Hunting can be an important tool for managing wildlife. It can help control animal populations in overcrowded natural habitats, keep them from draining natural resources and/or threatening the well-being of other wildlife. Hunting also can help prevent an animal population from encroaching on human health and safety.
What to hunt. Hunters have a variety of wildlife available for hunting. The National Wildlife Refuge System lists eight categories of huntable wildlife. These include deer, big game, small game, waterfowl, migratory birds, upland birds, turkey and exotics. Waterfowl include ducks and geese, while upland birds include pheasant, grouse, quail, chukar and gray partridge. Mourning doves, woodcocks, snipe and rail fall into the migratory bird category. Exotics are sika elk, sambar deer, feral hog, nilgai and oryx.
Big and small game. Deer fall into their own category and include white tail deer as well as mule deer, black tail deer and the Coues white tail deer. Big game is a large group featuring bear, elk, moose, caribou, mountain lion, mountain goat, mountain sheep, musk ox and the javeliina. Small game includes raccoon, squirrel, rabbit and hare.
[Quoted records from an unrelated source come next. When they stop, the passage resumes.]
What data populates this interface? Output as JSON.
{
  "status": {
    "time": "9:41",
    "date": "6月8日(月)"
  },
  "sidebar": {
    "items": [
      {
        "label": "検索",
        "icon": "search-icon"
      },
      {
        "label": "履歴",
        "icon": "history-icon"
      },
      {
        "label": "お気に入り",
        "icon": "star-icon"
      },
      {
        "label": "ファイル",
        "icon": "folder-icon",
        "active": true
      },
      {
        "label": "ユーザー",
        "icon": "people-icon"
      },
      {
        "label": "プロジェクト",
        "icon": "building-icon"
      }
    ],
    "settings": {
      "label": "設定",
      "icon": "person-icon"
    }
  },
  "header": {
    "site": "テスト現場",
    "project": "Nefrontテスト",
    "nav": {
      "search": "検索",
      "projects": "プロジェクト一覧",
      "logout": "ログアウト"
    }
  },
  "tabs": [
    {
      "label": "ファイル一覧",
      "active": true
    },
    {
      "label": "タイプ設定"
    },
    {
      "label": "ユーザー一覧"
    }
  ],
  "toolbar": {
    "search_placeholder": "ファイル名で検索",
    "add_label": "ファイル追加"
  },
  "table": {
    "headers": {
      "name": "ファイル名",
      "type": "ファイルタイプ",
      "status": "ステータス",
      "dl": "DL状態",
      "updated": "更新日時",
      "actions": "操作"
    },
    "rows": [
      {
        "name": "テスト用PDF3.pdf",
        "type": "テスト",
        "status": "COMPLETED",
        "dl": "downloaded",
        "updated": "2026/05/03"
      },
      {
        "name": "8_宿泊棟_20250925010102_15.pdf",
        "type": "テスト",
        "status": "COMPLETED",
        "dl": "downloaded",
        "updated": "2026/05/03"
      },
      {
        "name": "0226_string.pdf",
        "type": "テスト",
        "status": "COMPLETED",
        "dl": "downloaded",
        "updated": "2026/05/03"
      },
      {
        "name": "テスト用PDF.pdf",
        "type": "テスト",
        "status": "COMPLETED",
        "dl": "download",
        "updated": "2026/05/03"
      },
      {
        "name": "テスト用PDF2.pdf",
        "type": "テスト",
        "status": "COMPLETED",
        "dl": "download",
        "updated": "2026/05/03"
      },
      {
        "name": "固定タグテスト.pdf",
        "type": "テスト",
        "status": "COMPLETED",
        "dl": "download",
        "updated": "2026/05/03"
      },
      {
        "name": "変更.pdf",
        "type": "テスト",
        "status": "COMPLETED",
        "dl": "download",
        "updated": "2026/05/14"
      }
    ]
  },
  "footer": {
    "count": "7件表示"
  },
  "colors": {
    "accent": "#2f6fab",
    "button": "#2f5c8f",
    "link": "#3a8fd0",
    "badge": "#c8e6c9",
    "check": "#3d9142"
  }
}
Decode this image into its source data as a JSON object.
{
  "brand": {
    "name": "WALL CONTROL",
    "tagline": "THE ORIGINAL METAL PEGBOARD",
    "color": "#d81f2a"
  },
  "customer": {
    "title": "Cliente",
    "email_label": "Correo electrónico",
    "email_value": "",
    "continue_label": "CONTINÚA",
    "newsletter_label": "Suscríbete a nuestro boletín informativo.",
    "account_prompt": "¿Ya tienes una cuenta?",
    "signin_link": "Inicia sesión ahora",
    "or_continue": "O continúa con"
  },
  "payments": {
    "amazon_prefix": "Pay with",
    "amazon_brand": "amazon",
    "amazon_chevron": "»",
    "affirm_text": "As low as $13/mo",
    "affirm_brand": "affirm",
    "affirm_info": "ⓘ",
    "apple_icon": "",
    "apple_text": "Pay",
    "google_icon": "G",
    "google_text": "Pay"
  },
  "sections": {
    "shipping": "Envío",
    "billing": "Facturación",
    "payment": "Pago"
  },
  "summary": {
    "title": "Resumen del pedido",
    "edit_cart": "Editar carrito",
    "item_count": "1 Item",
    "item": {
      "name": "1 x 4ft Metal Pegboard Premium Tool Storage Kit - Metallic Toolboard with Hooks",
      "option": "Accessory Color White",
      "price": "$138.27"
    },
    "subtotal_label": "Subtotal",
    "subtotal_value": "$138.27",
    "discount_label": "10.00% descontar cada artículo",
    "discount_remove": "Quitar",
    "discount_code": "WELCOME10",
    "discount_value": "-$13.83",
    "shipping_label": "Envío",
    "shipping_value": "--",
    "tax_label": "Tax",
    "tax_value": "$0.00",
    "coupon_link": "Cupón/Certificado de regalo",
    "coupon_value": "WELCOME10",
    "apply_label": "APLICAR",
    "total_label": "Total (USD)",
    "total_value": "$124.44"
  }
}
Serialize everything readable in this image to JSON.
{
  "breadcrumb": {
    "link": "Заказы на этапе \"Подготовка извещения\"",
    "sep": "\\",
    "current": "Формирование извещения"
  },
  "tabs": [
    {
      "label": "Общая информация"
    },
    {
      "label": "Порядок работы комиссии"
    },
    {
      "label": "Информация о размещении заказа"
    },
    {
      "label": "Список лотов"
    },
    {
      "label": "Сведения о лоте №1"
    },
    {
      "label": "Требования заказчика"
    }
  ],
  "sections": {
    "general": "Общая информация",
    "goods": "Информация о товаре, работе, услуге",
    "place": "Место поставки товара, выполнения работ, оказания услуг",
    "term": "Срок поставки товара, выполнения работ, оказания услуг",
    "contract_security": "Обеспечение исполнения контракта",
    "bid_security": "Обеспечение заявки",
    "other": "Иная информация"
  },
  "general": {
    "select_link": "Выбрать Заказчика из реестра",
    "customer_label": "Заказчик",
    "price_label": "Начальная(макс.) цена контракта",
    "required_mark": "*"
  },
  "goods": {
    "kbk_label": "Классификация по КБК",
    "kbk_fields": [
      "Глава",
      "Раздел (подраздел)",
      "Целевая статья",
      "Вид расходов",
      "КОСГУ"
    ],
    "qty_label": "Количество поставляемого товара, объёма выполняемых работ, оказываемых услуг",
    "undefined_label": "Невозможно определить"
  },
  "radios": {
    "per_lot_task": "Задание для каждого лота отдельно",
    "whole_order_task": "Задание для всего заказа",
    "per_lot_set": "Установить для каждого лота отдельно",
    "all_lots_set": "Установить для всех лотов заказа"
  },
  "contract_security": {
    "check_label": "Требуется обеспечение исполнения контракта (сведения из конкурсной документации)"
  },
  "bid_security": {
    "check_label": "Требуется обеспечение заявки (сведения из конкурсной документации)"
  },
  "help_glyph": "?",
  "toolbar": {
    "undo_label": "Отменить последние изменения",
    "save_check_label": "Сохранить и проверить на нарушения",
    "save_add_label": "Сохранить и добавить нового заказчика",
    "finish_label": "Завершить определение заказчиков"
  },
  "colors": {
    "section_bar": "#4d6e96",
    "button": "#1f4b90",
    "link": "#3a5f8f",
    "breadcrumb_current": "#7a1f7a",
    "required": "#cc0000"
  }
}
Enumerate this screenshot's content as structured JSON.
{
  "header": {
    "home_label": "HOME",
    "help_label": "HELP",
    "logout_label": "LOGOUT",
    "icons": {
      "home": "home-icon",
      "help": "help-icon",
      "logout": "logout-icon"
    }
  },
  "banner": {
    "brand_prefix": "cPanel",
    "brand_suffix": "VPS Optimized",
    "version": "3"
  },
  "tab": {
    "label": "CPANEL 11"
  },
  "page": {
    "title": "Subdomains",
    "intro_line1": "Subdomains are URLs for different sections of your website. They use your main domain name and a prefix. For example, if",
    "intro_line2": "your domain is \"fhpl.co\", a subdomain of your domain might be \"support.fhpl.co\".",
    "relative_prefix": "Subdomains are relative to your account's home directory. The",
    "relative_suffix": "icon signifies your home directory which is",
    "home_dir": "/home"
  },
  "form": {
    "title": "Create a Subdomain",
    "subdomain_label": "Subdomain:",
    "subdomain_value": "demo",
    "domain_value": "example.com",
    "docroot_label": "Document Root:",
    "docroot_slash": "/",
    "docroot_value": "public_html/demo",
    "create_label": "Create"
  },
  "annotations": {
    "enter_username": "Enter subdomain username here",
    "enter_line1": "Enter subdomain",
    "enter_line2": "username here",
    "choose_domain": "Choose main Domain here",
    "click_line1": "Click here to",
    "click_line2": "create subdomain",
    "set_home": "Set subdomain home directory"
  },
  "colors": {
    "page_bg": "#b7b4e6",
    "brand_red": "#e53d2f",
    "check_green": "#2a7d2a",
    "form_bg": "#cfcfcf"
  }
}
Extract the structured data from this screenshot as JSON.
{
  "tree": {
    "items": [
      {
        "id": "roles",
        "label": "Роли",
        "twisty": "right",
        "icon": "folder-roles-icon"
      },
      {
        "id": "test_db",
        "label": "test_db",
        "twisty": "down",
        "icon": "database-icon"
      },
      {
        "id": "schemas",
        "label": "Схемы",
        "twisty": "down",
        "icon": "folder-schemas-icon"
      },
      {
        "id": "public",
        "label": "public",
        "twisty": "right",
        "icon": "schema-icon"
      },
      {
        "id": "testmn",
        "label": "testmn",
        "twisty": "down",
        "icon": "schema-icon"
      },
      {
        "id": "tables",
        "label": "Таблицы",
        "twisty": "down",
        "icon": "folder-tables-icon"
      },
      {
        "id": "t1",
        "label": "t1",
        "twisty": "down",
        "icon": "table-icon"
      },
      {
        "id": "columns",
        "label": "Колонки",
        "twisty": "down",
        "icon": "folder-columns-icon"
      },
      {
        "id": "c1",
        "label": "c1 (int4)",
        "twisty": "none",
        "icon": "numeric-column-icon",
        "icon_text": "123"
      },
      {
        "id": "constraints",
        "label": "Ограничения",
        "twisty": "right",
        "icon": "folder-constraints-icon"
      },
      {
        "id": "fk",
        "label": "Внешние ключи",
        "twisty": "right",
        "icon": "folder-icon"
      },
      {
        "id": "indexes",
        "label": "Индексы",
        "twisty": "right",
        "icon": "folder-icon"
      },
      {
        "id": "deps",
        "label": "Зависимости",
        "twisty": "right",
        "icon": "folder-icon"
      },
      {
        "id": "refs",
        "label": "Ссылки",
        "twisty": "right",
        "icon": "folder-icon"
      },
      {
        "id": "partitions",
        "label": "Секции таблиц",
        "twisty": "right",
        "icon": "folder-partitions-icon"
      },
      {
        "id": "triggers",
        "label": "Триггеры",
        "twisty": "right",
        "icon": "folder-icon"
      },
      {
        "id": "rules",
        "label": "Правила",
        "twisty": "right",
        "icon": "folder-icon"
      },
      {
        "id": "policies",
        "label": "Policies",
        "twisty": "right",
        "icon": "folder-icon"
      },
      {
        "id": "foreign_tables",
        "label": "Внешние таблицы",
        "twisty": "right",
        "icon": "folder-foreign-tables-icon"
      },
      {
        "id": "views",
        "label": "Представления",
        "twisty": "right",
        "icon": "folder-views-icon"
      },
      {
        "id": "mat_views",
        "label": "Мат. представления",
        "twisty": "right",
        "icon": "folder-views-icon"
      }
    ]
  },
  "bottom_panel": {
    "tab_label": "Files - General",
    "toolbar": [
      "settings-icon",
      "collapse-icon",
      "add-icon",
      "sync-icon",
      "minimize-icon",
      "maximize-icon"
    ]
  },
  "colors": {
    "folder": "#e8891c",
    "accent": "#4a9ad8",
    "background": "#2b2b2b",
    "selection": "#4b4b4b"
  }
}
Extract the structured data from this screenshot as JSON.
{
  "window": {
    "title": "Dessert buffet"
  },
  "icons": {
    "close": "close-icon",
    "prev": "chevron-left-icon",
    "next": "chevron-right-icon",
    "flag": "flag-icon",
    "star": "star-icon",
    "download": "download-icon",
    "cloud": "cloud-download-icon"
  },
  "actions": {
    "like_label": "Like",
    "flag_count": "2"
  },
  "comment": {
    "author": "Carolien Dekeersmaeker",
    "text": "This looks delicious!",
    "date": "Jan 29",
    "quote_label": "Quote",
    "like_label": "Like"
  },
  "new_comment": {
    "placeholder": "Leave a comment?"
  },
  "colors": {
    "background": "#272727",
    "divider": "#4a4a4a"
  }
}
When to hunt. Hunting seasons, restrictions and regulations vary between each state in the country. The U.S. Fish and Wildlife Service does not issue hunting and fishing licenses. Hunters need to obtain their licenses from their state natural resource agency. Each state will list its hunting season and the rules and regulations that govern it. For example, Utah provides a web page with an interactive monthly calendar. It lists when the various seasons begin and end and provides essential information for the hunter regarding those seasons.
Where to hunt. There are many wildlife refuge and public land areas open for licensed hunters. The National Rifle Association (NRA) provides a webpage with links to various hunting spots, listed by state. The U.S. Fish and Wildlife Service has a page as well. Individual states provide detailed information regarding legal hunting areas in their region. For example, Indiana’s Department of Natural Resources provides an interactive map. Simply click on a location dot and it will tell you the name of the hunting spot, how big it is, what wildlife is available, who runs the area and a contact number.
Please remember that illegal hunting is a crime and punishable in a court of law.